Material culture is all of the things we make, and all of the interactions we have with those things. Art and design change the way people think and feel. Through research, discussion, making, and writing, this course examines the social nature of material culture. It looks closely at how the made world shapes our experiences. By examining a range of materials, we will explore opportunities to engage new ideas in our work.
Campus resources and studios
The Hybrid Lab is an interdisciplinary space for experimentation with 3D printing and digital fabrication
The Book Arts workspace at the San Francisco Center for the Book features lithography presses, bookbinding tools, and more
Check out DSLRs, video cameras, lighting kits, and audio equipment from the Media Center
Start a conversation
Are you passionate about techno-utopian ideals and science fiction? Interested in postcolonial and Indigenous perspectives? The Critical Studies program believes that true change is achieved through ongoing dialogue and collaboration between students and faculty. Each semester, we offer numerous seminars that expose you to the interconnections between criticality and creativity. Get in touch to learn about what’s coming up and how you can enrich all aspects of your CCA experience.
Contact the chair
Patricia G. Lange
Chair of Critical Studies
First Year Experience

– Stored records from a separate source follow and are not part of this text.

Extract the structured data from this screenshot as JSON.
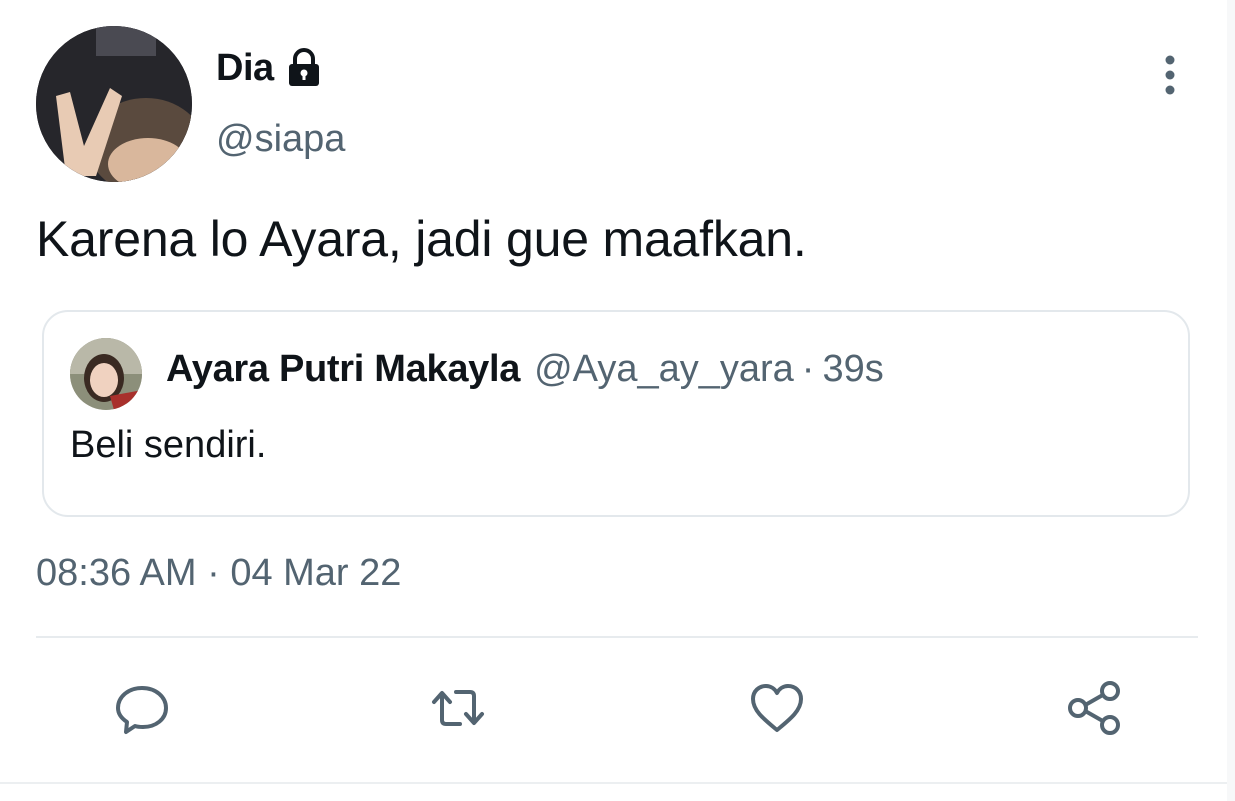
{
  "author": {
    "display_name": "Dia",
    "handle": "@siapa",
    "protected": true
  },
  "tweet": {
    "text": "Karena lo Ayara, jadi gue maafkan."
  },
  "quoted": {
    "display_name": "Ayara Putri Makayla",
    "handle": "@Aya_ay_yara",
    "separator": "·",
    "time": "39s",
    "text": "Beli sendiri."
  },
  "timestamp": "08:36 AM · 04 Mar 22",
  "actions": {
    "reply_icon": "reply-icon",
    "retweet_icon": "retweet-icon",
    "like_icon": "heart-icon",
    "share_icon": "share-icon"
  },
  "colors": {
    "text_primary": "#0f1419",
    "text_secondary": "#536471",
    "border": "#e3e8ec"
  }
}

Every undergraduate student participates in the First Year Experience, an opportunity to explore a wide range of materials and tools. Faculty from different disciplines guide projects, group critiques, and theoretical discussions to help set you up for success in your major. You’ll learn to move easily between conceptual and studio work.
Critical Ethnic Studies
Critical Ethnic Studies is an interdisciplinary field that explores multiculturalism and cultural diversity in American society. You’ll focus on the convergences and relationships between race and ethnicity, artmaking, and design practices. You’ll gain the analytical and critical skills you need to examine the legacies of racial and ethnic inequalities and resistance through seminars and studios.
BA in History of Art and Visual Culture
Challenging you to think and write critically about the past, present, and future, the BA in History of Art and Visual Culture incorporates many different disciplines. You’ll learn how to engage with the material practices you want to research, from ancient architecture to video games, as you work toward a final thesis and scholarly presentation.
Ecological Practices minor
In the Ecological Practices minor, you’ll meld environmental knowledge with studio practice, applying ecological understanding to your work as artists and designers. You’ll dive into topics such as climate change, biodiversity, population, energy, and environmental justice, enabling you to meet your creative needs and advance your disciplines.
Computational Practices minor
In the Computational Practices minor, you’ll focus on new computational technologies and incorporate technical skills, conceptual rigor, and ethical competencies into your studio practice. You’ll learn to reprogram existing tools and build/design new tools, as well as further your understanding of technology’s roles and contexts in your chosen discipline.